- _WHAT IS BEING ASKED_:
Whenever "jquery" appears in a line, please copy that line from the data.

Dataset excerpts:
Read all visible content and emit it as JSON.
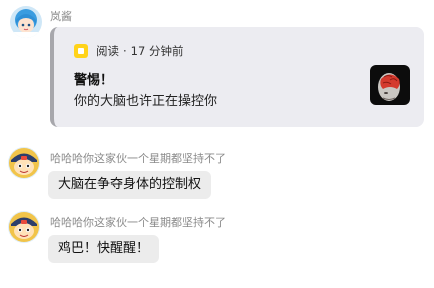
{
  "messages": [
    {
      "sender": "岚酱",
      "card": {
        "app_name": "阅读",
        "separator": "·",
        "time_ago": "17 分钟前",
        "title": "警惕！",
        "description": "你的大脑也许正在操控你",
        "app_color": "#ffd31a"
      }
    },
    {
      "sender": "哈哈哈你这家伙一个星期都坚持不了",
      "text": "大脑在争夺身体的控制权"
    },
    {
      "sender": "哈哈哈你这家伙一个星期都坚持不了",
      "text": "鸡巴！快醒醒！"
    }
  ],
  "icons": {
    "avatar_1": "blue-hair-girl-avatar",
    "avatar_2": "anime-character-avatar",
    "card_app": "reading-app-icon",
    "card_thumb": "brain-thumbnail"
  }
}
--
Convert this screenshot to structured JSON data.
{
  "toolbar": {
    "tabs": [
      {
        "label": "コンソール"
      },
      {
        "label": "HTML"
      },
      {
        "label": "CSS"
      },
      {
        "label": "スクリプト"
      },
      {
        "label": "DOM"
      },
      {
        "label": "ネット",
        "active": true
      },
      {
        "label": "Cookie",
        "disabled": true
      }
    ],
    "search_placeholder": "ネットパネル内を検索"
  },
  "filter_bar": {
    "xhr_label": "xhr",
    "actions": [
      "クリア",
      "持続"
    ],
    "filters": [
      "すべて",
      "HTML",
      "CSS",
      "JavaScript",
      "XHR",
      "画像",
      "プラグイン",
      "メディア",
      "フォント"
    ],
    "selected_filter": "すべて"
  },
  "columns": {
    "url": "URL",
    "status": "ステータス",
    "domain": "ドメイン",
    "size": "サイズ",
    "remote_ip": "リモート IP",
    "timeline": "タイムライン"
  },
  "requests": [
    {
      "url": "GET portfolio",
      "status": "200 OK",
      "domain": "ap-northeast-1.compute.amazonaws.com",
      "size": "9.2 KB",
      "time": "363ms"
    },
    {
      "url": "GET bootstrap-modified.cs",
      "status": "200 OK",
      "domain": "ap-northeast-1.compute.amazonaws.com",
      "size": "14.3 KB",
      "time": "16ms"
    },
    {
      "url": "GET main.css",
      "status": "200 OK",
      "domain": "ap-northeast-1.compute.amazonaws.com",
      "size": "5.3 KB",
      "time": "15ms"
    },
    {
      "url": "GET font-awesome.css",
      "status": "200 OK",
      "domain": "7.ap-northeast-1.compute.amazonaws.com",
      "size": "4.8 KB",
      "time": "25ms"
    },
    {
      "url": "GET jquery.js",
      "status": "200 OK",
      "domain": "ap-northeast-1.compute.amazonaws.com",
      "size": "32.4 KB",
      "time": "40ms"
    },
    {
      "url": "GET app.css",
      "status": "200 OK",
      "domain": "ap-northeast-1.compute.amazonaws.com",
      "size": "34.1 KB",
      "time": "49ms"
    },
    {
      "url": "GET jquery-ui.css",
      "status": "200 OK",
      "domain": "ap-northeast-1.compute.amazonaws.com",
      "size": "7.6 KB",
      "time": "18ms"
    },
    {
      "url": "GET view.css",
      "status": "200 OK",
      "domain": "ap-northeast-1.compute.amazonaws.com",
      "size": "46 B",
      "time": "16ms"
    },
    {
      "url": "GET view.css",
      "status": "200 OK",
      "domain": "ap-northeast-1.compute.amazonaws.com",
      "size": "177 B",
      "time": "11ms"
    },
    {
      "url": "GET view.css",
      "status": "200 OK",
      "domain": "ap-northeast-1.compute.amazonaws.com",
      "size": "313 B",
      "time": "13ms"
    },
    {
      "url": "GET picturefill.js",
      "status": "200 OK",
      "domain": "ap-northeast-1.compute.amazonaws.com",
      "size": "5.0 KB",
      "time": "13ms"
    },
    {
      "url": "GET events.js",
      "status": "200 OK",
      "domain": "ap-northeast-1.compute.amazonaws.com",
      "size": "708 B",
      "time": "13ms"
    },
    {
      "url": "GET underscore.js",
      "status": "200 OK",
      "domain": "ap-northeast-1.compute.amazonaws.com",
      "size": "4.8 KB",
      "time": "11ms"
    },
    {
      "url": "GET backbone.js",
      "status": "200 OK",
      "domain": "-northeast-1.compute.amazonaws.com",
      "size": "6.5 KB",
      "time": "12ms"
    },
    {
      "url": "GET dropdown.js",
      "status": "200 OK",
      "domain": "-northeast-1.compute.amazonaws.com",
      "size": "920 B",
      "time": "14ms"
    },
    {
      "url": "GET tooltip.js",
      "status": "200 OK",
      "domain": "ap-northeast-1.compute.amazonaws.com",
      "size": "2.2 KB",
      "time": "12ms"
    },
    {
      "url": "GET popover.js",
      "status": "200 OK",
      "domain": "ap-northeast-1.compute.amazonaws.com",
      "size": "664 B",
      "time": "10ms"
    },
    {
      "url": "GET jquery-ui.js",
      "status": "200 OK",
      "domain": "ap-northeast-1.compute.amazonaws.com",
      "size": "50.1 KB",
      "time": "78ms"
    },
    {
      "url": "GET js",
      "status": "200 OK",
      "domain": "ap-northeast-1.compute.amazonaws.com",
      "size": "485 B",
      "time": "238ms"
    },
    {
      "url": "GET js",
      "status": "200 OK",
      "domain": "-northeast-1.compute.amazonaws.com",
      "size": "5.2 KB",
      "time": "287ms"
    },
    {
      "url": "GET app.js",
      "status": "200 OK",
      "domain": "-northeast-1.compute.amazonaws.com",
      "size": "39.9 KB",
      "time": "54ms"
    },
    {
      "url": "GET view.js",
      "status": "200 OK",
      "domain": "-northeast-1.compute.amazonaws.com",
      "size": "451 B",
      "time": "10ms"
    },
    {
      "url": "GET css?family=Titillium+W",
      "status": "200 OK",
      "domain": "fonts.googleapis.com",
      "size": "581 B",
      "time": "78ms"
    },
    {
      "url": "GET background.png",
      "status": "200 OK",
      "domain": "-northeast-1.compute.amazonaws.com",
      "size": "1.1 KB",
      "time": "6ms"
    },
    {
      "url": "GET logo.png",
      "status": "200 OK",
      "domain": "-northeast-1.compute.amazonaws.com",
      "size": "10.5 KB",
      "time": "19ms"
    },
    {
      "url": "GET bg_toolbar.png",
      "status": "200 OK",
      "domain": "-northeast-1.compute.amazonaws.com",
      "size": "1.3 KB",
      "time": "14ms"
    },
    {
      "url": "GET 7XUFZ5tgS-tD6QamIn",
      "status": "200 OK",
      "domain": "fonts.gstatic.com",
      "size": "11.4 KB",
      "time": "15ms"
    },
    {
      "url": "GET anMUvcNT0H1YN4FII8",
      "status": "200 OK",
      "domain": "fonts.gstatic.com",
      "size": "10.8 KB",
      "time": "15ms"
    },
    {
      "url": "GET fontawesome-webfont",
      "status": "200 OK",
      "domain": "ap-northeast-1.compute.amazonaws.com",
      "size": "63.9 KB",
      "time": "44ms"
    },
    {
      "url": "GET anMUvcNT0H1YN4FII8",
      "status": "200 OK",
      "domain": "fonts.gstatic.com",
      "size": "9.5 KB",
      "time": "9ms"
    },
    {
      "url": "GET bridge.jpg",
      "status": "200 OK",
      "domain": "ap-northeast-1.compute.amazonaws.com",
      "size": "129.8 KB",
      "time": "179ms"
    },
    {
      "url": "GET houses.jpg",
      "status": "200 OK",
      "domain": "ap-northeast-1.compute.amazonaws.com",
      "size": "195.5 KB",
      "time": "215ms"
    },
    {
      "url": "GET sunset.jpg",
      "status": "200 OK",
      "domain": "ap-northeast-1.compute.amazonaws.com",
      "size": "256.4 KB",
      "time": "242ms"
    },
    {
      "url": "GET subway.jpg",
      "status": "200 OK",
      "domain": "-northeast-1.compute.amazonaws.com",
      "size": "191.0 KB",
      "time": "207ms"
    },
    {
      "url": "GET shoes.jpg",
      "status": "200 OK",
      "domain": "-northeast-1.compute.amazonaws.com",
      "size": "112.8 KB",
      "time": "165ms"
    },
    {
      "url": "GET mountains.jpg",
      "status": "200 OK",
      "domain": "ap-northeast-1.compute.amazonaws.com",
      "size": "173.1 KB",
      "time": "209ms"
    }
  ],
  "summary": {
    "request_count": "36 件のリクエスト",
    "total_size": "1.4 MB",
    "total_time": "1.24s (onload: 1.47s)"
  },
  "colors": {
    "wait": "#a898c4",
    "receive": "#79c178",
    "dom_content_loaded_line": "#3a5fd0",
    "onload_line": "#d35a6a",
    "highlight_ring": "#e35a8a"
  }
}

- _YOUR SOLUTION_:
      "url": "GET jquery.js",
      "url": "GET jquery-ui.css",
      "url": "GET jquery-ui.js",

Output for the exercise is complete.